Source records
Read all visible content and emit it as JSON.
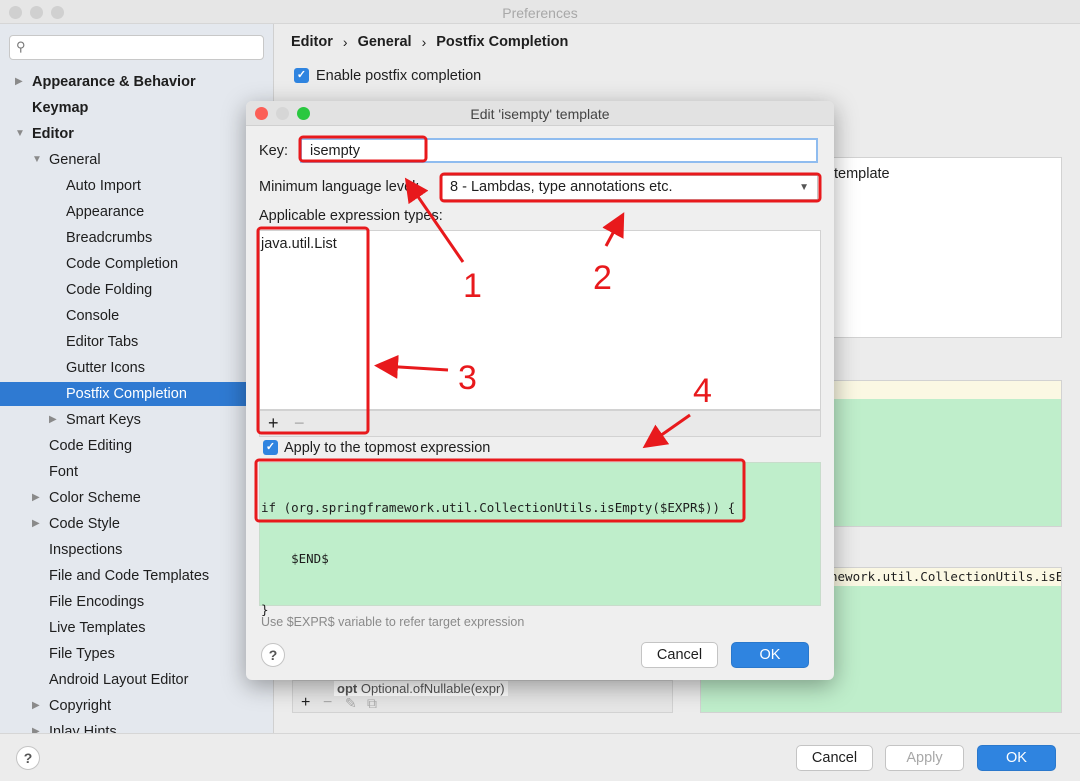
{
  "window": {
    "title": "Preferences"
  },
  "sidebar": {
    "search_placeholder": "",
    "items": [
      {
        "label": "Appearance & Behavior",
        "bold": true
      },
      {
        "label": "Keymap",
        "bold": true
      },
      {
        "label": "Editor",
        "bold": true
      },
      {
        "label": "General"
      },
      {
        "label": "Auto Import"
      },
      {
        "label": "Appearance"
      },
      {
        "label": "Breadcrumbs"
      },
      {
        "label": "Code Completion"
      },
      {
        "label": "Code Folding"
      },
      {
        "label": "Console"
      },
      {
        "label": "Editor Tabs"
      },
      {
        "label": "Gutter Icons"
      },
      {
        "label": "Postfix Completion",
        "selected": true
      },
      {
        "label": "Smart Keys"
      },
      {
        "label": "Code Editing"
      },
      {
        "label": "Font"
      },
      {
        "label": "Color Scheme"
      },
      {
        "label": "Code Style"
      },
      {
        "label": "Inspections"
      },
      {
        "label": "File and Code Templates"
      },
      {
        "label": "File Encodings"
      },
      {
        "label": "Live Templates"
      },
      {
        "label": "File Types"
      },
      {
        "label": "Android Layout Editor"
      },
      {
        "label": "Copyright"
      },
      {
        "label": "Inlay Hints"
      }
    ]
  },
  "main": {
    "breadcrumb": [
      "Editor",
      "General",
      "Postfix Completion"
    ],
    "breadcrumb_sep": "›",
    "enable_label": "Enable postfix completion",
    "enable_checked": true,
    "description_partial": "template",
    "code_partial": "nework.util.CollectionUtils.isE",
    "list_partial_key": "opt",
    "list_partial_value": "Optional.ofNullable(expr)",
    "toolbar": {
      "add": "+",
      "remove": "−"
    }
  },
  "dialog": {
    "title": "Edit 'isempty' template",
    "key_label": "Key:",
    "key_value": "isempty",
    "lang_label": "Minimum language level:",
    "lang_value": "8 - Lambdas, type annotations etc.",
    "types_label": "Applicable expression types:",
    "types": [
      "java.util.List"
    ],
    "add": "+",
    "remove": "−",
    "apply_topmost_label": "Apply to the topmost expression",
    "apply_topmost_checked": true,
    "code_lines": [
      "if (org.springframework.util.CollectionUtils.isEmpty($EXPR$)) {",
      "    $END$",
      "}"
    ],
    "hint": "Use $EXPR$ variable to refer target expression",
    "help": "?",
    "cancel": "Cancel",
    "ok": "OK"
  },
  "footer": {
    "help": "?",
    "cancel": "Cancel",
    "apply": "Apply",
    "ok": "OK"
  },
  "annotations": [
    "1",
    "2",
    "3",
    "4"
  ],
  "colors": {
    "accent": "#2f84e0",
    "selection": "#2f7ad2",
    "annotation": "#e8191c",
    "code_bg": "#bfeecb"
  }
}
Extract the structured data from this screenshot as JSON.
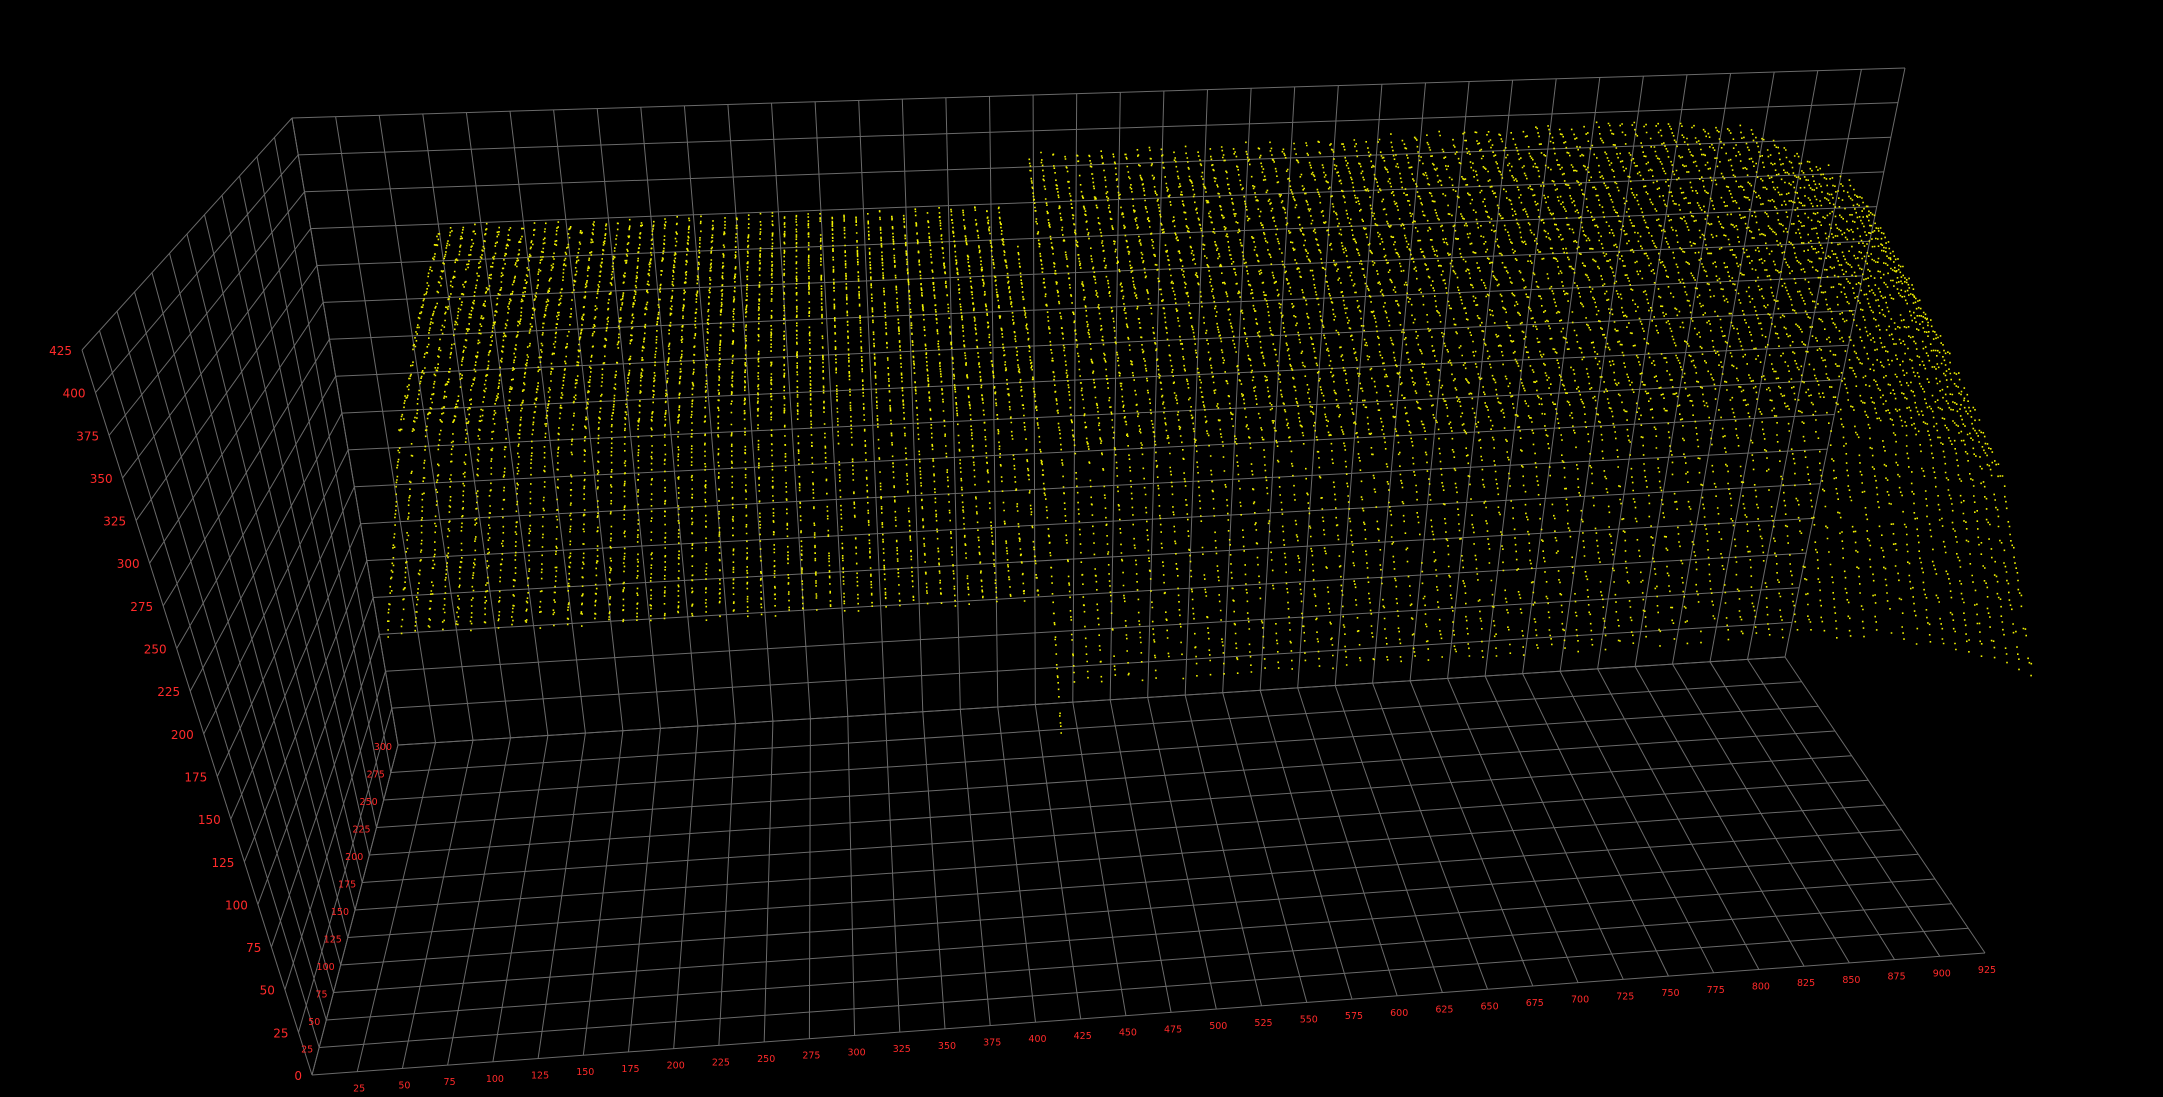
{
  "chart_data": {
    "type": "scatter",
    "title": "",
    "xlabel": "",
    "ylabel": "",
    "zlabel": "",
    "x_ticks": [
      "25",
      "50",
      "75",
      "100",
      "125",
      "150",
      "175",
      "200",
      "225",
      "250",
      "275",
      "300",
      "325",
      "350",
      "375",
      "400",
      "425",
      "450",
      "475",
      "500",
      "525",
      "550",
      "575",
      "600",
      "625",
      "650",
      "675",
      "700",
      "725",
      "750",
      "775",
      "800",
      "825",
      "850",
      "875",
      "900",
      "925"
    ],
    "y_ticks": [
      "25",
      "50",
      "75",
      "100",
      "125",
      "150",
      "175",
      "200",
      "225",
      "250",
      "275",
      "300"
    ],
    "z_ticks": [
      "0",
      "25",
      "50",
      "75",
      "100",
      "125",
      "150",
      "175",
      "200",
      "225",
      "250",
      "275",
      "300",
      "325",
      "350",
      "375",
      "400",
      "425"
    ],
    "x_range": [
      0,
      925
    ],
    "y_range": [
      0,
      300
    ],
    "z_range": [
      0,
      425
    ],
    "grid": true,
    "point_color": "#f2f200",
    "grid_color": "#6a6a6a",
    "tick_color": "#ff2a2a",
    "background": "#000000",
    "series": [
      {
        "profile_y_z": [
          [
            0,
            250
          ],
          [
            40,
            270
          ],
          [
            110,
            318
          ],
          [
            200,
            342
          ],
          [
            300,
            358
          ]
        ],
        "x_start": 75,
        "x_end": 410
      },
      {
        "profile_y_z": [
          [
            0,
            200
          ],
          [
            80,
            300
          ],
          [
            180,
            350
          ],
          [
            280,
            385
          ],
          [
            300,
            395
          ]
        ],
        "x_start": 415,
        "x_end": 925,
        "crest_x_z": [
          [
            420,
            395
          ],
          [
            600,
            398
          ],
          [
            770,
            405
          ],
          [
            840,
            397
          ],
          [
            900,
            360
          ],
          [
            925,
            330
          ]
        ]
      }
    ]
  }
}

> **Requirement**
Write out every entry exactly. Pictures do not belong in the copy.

> **Solution to the exercise**
Read all visible content and emit it as JSON.
{
  "window": {
    "title": "Preferences"
  },
  "sidebar": {
    "search_placeholder": "",
    "items": [
      {
        "label": "Appearance & Behavior",
        "bold": true
      },
      {
        "label": "Keymap",
        "bold": true
      },
      {
        "label": "Editor",
        "bold": true
      },
      {
        "label": "General"
      },
      {
        "label": "Auto Import"
      },
      {
        "label": "Appearance"
      },
      {
        "label": "Breadcrumbs"
      },
      {
        "label": "Code Completion"
      },
      {
        "label": "Code Folding"
      },
      {
        "label": "Console"
      },
      {
        "label": "Editor Tabs"
      },
      {
        "label": "Gutter Icons"
      },
      {
        "label": "Postfix Completion",
        "selected": true
      },
      {
        "label": "Smart Keys"
      },
      {
        "label": "Code Editing"
      },
      {
        "label": "Font"
      },
      {
        "label": "Color Scheme"
      },
      {
        "label": "Code Style"
      },
      {
        "label": "Inspections"
      },
      {
        "label": "File and Code Templates"
      },
      {
        "label": "File Encodings"
      },
      {
        "label": "Live Templates"
      },
      {
        "label": "File Types"
      },
      {
        "label": "Android Layout Editor"
      },
      {
        "label": "Copyright"
      },
      {
        "label": "Inlay Hints"
      }
    ]
  },
  "main": {
    "breadcrumb": [
      "Editor",
      "General",
      "Postfix Completion"
    ],
    "breadcrumb_sep": "›",
    "enable_label": "Enable postfix completion",
    "enable_checked": true,
    "description_partial": "template",
    "code_partial": "nework.util.CollectionUtils.isE",
    "list_partial_key": "opt",
    "list_partial_value": "Optional.ofNullable(expr)",
    "toolbar": {
      "add": "+",
      "remove": "−"
    }
  },
  "dialog": {
    "title": "Edit 'isempty' template",
    "key_label": "Key:",
    "key_value": "isempty",
    "lang_label": "Minimum language level:",
    "lang_value": "8 - Lambdas, type annotations etc.",
    "types_label": "Applicable expression types:",
    "types": [
      "java.util.List"
    ],
    "add": "+",
    "remove": "−",
    "apply_topmost_label": "Apply to the topmost expression",
    "apply_topmost_checked": true,
    "code_lines": [
      "if (org.springframework.util.CollectionUtils.isEmpty($EXPR$)) {",
      "    $END$",
      "}"
    ],
    "hint": "Use $EXPR$ variable to refer target expression",
    "help": "?",
    "cancel": "Cancel",
    "ok": "OK"
  },
  "footer": {
    "help": "?",
    "cancel": "Cancel",
    "apply": "Apply",
    "ok": "OK"
  },
  "annotations": [
    "1",
    "2",
    "3",
    "4"
  ],
  "colors": {
    "accent": "#2f84e0",
    "selection": "#2f7ad2",
    "annotation": "#e8191c",
    "code_bg": "#bfeecb"
  }
}
Extract the structured data from this screenshot as JSON.
{
  "chart_data": {
    "type": "scatter",
    "title": "",
    "xlabel": "",
    "ylabel": "",
    "zlabel": "",
    "x_ticks": [
      "25",
      "50",
      "75",
      "100",
      "125",
      "150",
      "175",
      "200",
      "225",
      "250",
      "275",
      "300",
      "325",
      "350",
      "375",
      "400",
      "425",
      "450",
      "475",
      "500",
      "525",
      "550",
      "575",
      "600",
      "625",
      "650",
      "675",
      "700",
      "725",
      "750",
      "775",
      "800",
      "825",
      "850",
      "875",
      "900",
      "925"
    ],
    "y_ticks": [
      "25",
      "50",
      "75",
      "100",
      "125",
      "150",
      "175",
      "200",
      "225",
      "250",
      "275",
      "300"
    ],
    "z_ticks": [
      "0",
      "25",
      "50",
      "75",
      "100",
      "125",
      "150",
      "175",
      "200",
      "225",
      "250",
      "275",
      "300",
      "325",
      "350",
      "375",
      "400",
      "425"
    ],
    "x_range": [
      0,
      925
    ],
    "y_range": [
      0,
      300
    ],
    "z_range": [
      0,
      425
    ],
    "grid": true,
    "point_color": "#f2f200",
    "grid_color": "#6a6a6a",
    "tick_color": "#ff2a2a",
    "background": "#000000",
    "series": [
      {
        "profile_y_z": [
          [
            0,
            250
          ],
          [
            40,
            270
          ],
          [
            110,
            318
          ],
          [
            200,
            342
          ],
          [
            300,
            358
          ]
        ],
        "x_start": 75,
        "x_end": 410
      },
      {
        "profile_y_z": [
          [
            0,
            200
          ],
          [
            80,
            300
          ],
          [
            180,
            350
          ],
          [
            280,
            385
          ],
          [
            300,
            395
          ]
        ],
        "x_start": 415,
        "x_end": 925,
        "crest_x_z": [
          [
            420,
            395
          ],
          [
            600,
            398
          ],
          [
            770,
            405
          ],
          [
            840,
            397
          ],
          [
            900,
            360
          ],
          [
            925,
            330
          ]
        ]
      }
    ]
  }
}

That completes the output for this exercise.